--- Exercise requirements ---
Find each line of the material below in which the word "rank" occurs, and return it.

--- Material shown ---
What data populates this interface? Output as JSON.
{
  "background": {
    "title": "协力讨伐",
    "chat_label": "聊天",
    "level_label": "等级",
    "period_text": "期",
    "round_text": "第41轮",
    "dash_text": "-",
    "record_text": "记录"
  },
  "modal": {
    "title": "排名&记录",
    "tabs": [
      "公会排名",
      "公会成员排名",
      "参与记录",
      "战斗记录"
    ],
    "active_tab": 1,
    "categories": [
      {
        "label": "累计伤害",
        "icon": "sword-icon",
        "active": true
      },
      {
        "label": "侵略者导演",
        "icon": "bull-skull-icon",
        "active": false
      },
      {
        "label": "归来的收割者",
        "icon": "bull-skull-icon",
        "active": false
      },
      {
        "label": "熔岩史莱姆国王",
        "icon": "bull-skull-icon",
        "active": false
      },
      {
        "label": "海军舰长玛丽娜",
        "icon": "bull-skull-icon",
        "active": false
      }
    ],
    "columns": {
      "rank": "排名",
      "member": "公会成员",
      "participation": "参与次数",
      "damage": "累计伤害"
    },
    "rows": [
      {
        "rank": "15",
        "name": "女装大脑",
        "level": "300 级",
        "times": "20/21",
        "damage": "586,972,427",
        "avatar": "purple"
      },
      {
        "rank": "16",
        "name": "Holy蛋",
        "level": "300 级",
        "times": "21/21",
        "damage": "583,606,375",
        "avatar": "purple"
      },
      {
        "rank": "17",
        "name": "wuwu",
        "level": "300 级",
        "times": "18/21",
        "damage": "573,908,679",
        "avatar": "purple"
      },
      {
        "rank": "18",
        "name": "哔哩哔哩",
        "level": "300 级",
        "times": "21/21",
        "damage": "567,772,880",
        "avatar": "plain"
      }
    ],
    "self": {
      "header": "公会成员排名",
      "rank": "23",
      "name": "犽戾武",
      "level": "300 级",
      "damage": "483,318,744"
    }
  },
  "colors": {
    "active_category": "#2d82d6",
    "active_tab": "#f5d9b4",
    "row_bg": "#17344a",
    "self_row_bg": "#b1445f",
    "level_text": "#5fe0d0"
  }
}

--- Written reply ---
      "rank": "排名",
        "rank": "15",
        "rank": "16",
        "rank": "17",
        "rank": "18",
      "rank": "23",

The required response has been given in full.